My wife’s discovery that the good doctor Isaac Asimov himself had, unbeknownst to me and a couple of decades before me, called our world a science fiction world added veracity to my own claim.
Those rascals at the Oxford University Press, though, blindsided me. They not only beat me to the punch at collecting such words, thousands more than I did as a matter of fact, but they even stole my title, BRAVE NEW WORDS! To make matters worse they came up with the title in 2007, three years before I even thought of it!
So, disheartened, I let the collection languish in my computer and forgot about it.

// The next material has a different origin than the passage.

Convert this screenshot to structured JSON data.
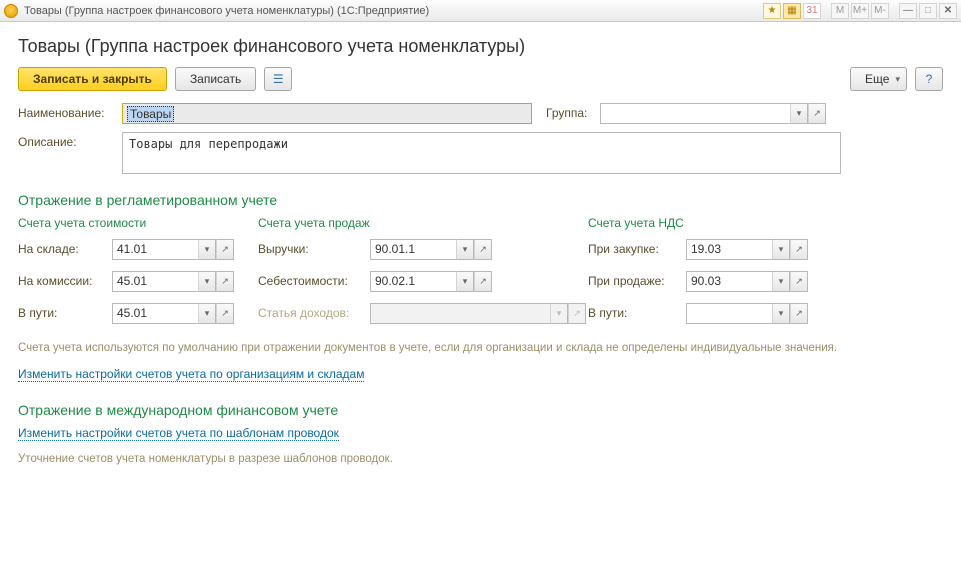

However, the great science news of the last few weeks has inspired me to dust the list off, admit how those thieves at Oxford University Press upstaged me and share it with you. Maybe a few of you even share my interest in science.
(Incidentally, in addition to my rambling thoughts in the definitions below, some of the dates of publication and other information are from the Oxford Press book: Brave New Words, The Oxford Dictionary of Science Fiction, edited by Jeff Prucher, published by Oxford University Press, May 7,2007.)
Robot. A big metal machine, usually but not always, anthropomorphic in shape that does jobs humans can’t or don’t want to do because they’re boring or dangerous. Source: From Karel Capek’s 1923 play, R.U. R., which stands for Rossum’s Universal Robots. In the author’s native Czech, “robot” means “worker.”
Atlas 2013 by DARPA
Android. Nowadays, a kind of artificial human that more closely resembles a human than a robot, made of synthetic flesh, sometimes with metallic parts. Source: One could argue that it isn’t technically of science fiction origin because it was used years ago to mean artificial life forms created by alchemists. The case can be made for sf writers though, because they popularized its usage in stories from the 1930s and movies like Blade Runner. Droid, the most common modern form, was made popular by the character in George Lucas’ Star Wars movies, the cutesy and non-human looking R2D2. A rather unoriginal usage of the term is made by a mobile phone/camera thing.
Beam me up, Scotty, which means “get me out of here fast,” has been in print even in stodgy periodicals since 1984. A draftsman who worked for me in the ’80s posted a sign over his desk that said, “Beam me up, Scotty. There’s no intelligent life here. Just engineers.” Source: the television series, Star Trek.
ET, short for “extra-terrestrial,” is used for strange-looking animals or even babies that people think look abnormal. Source: A 1941 pulp science fiction story by C.M. Kornbluth but it didn’t reach the public vocabulary until Steven Spielberg’s 1984 movie, E.T.: the Extraterrestrial, which “proved” that creatures from other worlds can be cute and loveable.
Outer space. A dumb term. I mean, how high do you have to go to get to “outer space”? Is the stratosphere far enough or do you have to go further than the most tenuous of breathable air? If the latter is far enough you reach outer space every time you fly in a jet. Source: A really bad 1953 movie, It Came from Outer Space. Even though the movie was based on a short story by the great Ray Bradbury I hope I never find out that he had anything to do with the script.
Inner space. The human psyche, especially the subconscious. Source: An article by British writer J.B. Priestly entitled, “They Come from Inner Space,” inspired by the aforementioned movie, in which he exhorted other writers to explore their “inner space.”
Sci-Fi. A shortening of “science fiction.” An even worse term than “outer space” that makes scientists, linguists and science fiction fans cringe. Source: It was coined, apparently, by the analogy with “hi-fi,” a short for superior reproduction of sound: high fidelity music. It’s okay to shorten high fidelity to this term, I suppose, and even “science” to “sci-.” But “-fi” sounding so completely different than “fiction” makes the shortened version grating.
We can thank scientists for a lot of these terms. Many of the most innovative and creative of them read or even write science fiction stories. And thank you, Jeff Prucher, for all the time you put into the research necessary to produce this terrific book.